▶ _HOW TO COMPLETE THIS TASK_:
Search the entries below for the string "lista" and copy the lines that hold it.
*** INFORMATION GIVEN Section Begins ***
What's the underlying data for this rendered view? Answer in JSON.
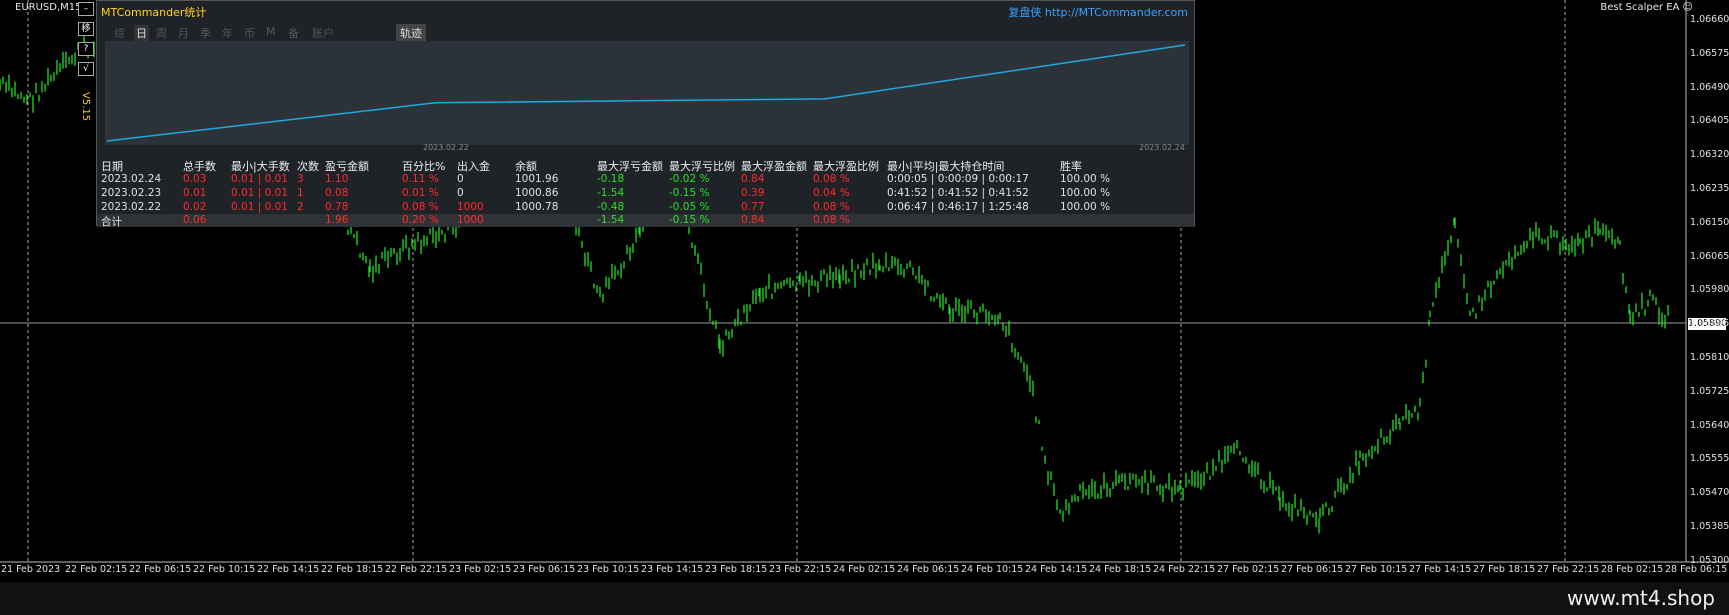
{
  "symbol": "EURUSD,M15",
  "ea_name": "Best Scalper EA ☺",
  "watermark": "www.mt4.shop",
  "current_price": "1.05890",
  "price_labels": [
    "1.06660",
    "1.06575",
    "1.06490",
    "1.06405",
    "1.06320",
    "1.06235",
    "1.06150",
    "1.06065",
    "1.05980",
    "1.05895",
    "1.05810",
    "1.05725",
    "1.05640",
    "1.05555",
    "1.05470",
    "1.05385",
    "1.05300"
  ],
  "time_labels": [
    "21 Feb 2023",
    "22 Feb 02:15",
    "22 Feb 06:15",
    "22 Feb 10:15",
    "22 Feb 14:15",
    "22 Feb 18:15",
    "22 Feb 22:15",
    "23 Feb 02:15",
    "23 Feb 06:15",
    "23 Feb 10:15",
    "23 Feb 14:15",
    "23 Feb 18:15",
    "23 Feb 22:15",
    "24 Feb 02:15",
    "24 Feb 06:15",
    "24 Feb 10:15",
    "24 Feb 14:15",
    "24 Feb 18:15",
    "24 Feb 22:15",
    "27 Feb 02:15",
    "27 Feb 06:15",
    "27 Feb 10:15",
    "27 Feb 14:15",
    "27 Feb 18:15",
    "27 Feb 22:15",
    "28 Feb 02:15",
    "28 Feb 06:15"
  ],
  "side_buttons": [
    "移",
    "?",
    "√"
  ],
  "version": "V5.15",
  "panel": {
    "title": "MTCommander统计",
    "link": "复盘侠 http://MTCommander.com",
    "tabs": [
      "综",
      "日",
      "周",
      "月",
      "季",
      "年",
      "币",
      "M",
      "备",
      "账户"
    ],
    "active_tab": "日",
    "track_tab": "轨迹",
    "graph_dates": [
      "2023.02.22",
      "2023.02.24"
    ],
    "headers": [
      "日期",
      "总手数",
      "最小|大手数",
      "次数",
      "盈亏金额",
      "百分比%",
      "出入金",
      "余额",
      "最大浮亏金额",
      "最大浮亏比例",
      "最大浮盈金额",
      "最大浮盈比例",
      "最小|平均|最大持仓时间",
      "胜率"
    ],
    "rows": [
      [
        "2023.02.24",
        "0.03",
        "0.01 | 0.01",
        "3",
        "1.10",
        "0.11 %",
        "0",
        "1001.96",
        "-0.18",
        "-0.02 %",
        "0.84",
        "0.08 %",
        "0:00:05 | 0:00:09 | 0:00:17",
        "100.00 %"
      ],
      [
        "2023.02.23",
        "0.01",
        "0.01 | 0.01",
        "1",
        "0.08",
        "0.01 %",
        "0",
        "1000.86",
        "-1.54",
        "-0.15 %",
        "0.39",
        "0.04 %",
        "0:41:52 | 0:41:52 | 0:41:52",
        "100.00 %"
      ],
      [
        "2023.02.22",
        "0.02",
        "0.01 | 0.01",
        "2",
        "0.78",
        "0.08 %",
        "1000",
        "1000.78",
        "-0.48",
        "-0.05 %",
        "0.77",
        "0.08 %",
        "0:06:47 | 0:46:17 | 1:25:48",
        "100.00 %"
      ]
    ],
    "total": [
      "合计",
      "0.06",
      "",
      "",
      "1.96",
      "0.20 %",
      "1000",
      "",
      "-1.54",
      "-0.15 %",
      "0.84",
      "0.08 %",
      "",
      ""
    ]
  },
  "colors": {
    "candle": "#22dd22",
    "equity_line": "#1ea8e0",
    "panel_bg": "#1f2328"
  },
  "equity_curve": [
    1000.0,
    1000.78,
    1000.86,
    1001.96
  ]
}
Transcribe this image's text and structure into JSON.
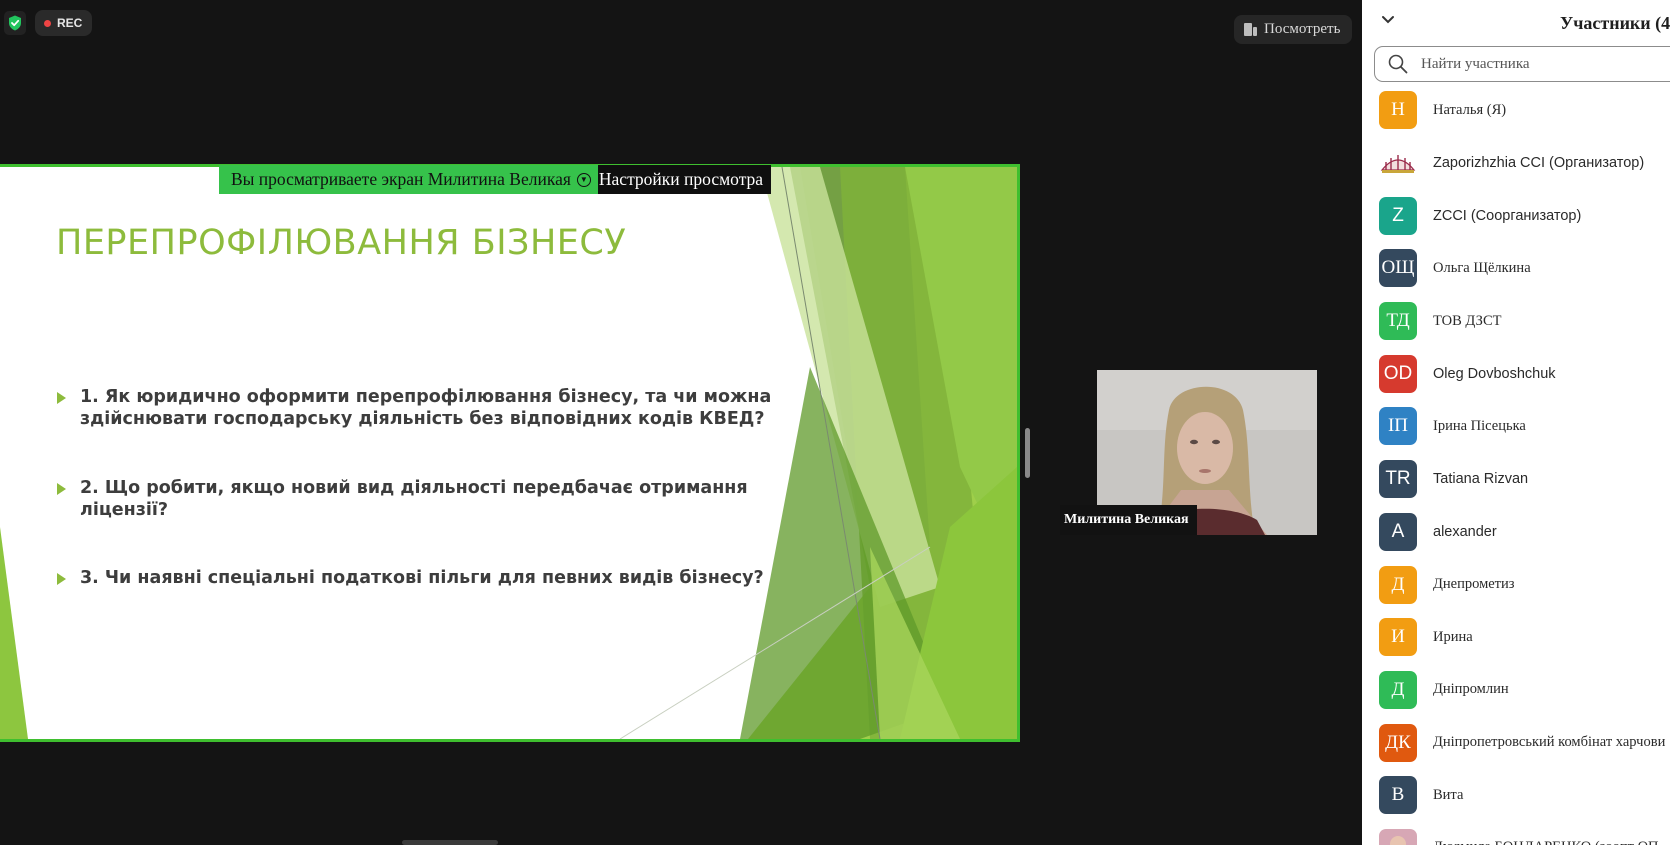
{
  "toolbar": {
    "rec_label": "REC",
    "view_label": "Посмотреть",
    "colors": {
      "security": "#22c55e",
      "rec_dot": "#ef4444"
    }
  },
  "share_banner": {
    "viewing_text": "Вы просматриваете экран Милитина Великая",
    "options_label": "Настройки просмотра"
  },
  "slide": {
    "title": "ПЕРЕПРОФІЛЮВАННЯ БІЗНЕСУ",
    "bullets": [
      {
        "line1": "1. Як юридично оформити перепрофілювання бізнесу, та чи можна",
        "line2": "здійснювати господарську діяльність без відповідних кодів КВЕД?"
      },
      {
        "line1": "2. Що робити, якщо новий вид діяльності передбачає отримання",
        "line2": "ліцензії?"
      },
      {
        "line1": "3. Чи наявні спеціальні податкові пільги для певних видів бізнесу?",
        "line2": ""
      }
    ],
    "colors": {
      "accent": "#8dbb3c",
      "text": "#3d3d3d"
    }
  },
  "video": {
    "name": "Милитина Великая"
  },
  "panel": {
    "title": "Участники (4",
    "search_placeholder": "Найти участника",
    "participants": [
      {
        "initials": "Н",
        "name": "Наталья (Я)",
        "color": "#f29d12",
        "font": "serif"
      },
      {
        "initials": "",
        "name": "Zaporizhzhia CCI (Организатор)",
        "color": "#ffffff",
        "font": "sans",
        "logo": "chamber-logo-icon"
      },
      {
        "initials": "Z",
        "name": "ZCCI (Соорганизатор)",
        "color": "#1aa58b",
        "font": "sans"
      },
      {
        "initials": "ОЩ",
        "name": "Ольга Щёлкина",
        "color": "#34495e",
        "font": "serif"
      },
      {
        "initials": "ТД",
        "name": "ТОВ ДЗСТ",
        "color": "#2fbb57",
        "font": "serif"
      },
      {
        "initials": "OD",
        "name": "Oleg Dovboshchuk",
        "color": "#d63a2e",
        "font": "sans"
      },
      {
        "initials": "ІП",
        "name": "Ірина Пісецька",
        "color": "#2f82c4",
        "font": "serif"
      },
      {
        "initials": "TR",
        "name": "Tatiana Rizvan",
        "color": "#34495e",
        "font": "sans"
      },
      {
        "initials": "A",
        "name": "alexander",
        "color": "#34495e",
        "font": "sans"
      },
      {
        "initials": "Д",
        "name": "Днепрометиз",
        "color": "#f29d12",
        "font": "serif"
      },
      {
        "initials": "И",
        "name": "Ирина",
        "color": "#f29d12",
        "font": "serif"
      },
      {
        "initials": "Д",
        "name": "Дніпромлин",
        "color": "#2fbb57",
        "font": "serif"
      },
      {
        "initials": "ДК",
        "name": "Дніпропетровський комбінат харчови",
        "color": "#e0590f",
        "font": "serif"
      },
      {
        "initials": "В",
        "name": "Вита",
        "color": "#34495e",
        "font": "serif"
      },
      {
        "initials": "",
        "name": "Людмила БОНДАРЕНКО (зоопт ОП",
        "color": "#ffffff",
        "font": "serif",
        "logo": "profile-photo-icon"
      }
    ]
  }
}
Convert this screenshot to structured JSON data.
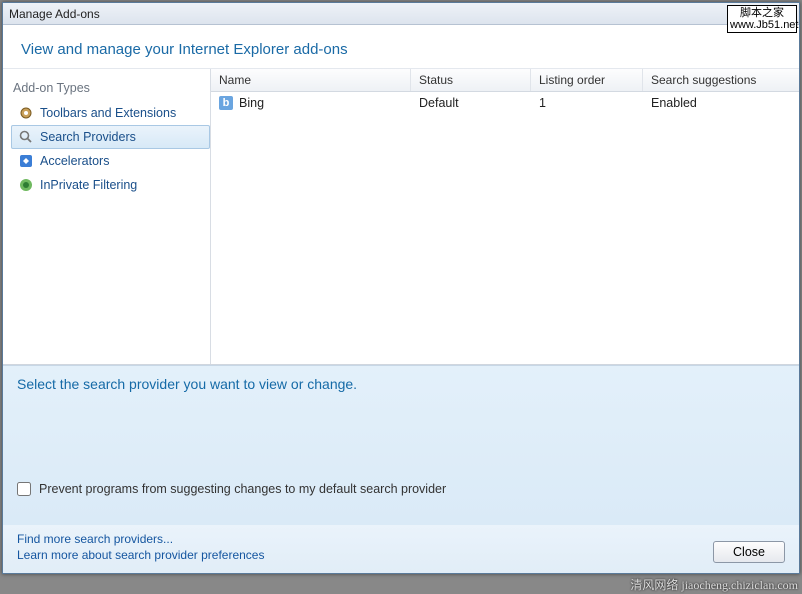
{
  "window": {
    "title": "Manage Add-ons"
  },
  "watermark_top": {
    "line1": "脚本之家",
    "line2": "www.Jb51.net"
  },
  "instruction": "View and manage your Internet Explorer add-ons",
  "sidebar": {
    "heading": "Add-on Types",
    "items": [
      {
        "label": "Toolbars and Extensions",
        "selected": false
      },
      {
        "label": "Search Providers",
        "selected": true
      },
      {
        "label": "Accelerators",
        "selected": false
      },
      {
        "label": "InPrivate Filtering",
        "selected": false
      }
    ]
  },
  "columns": {
    "name": "Name",
    "status": "Status",
    "order": "Listing order",
    "sugg": "Search suggestions"
  },
  "rows": [
    {
      "name": "Bing",
      "status": "Default",
      "order": "1",
      "sugg": "Enabled"
    }
  ],
  "details": {
    "heading": "Select the search provider you want to view or change.",
    "prevent_label": "Prevent programs from suggesting changes to my default search provider",
    "prevent_checked": false
  },
  "footer": {
    "link_find": "Find more search providers...",
    "link_learn": "Learn more about search provider preferences",
    "close_label": "Close"
  },
  "watermark_bottom": "清风网络 jiaocheng.chiziclan.com"
}
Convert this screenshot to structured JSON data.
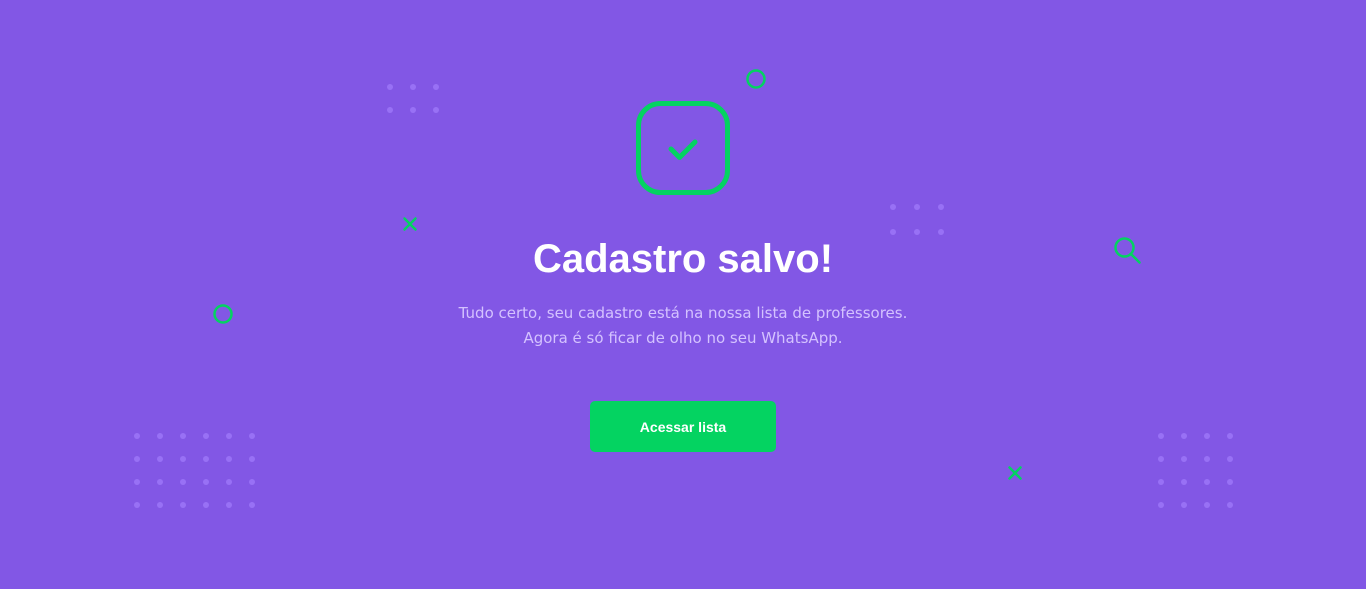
{
  "success": {
    "title": "Cadastro salvo!",
    "description_line1": "Tudo certo, seu cadastro está na nossa lista de professores.",
    "description_line2": "Agora é só ficar de olho no seu WhatsApp.",
    "button_label": "Acessar lista",
    "icon": "check-icon"
  },
  "colors": {
    "background": "#8257e5",
    "accent": "#04d361",
    "title": "#ffffff",
    "description": "#d4c2ff",
    "decor_dots": "#9871f5"
  },
  "decorations": {
    "icons": [
      "circle-icon",
      "close-icon",
      "search-icon",
      "dot-grid"
    ]
  }
}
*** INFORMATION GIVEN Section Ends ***
▶ _OUTPUT_:
    "description_line1": "Tudo certo, seu cadastro está na nossa lista de professores.",
    "button_label": "Acessar lista",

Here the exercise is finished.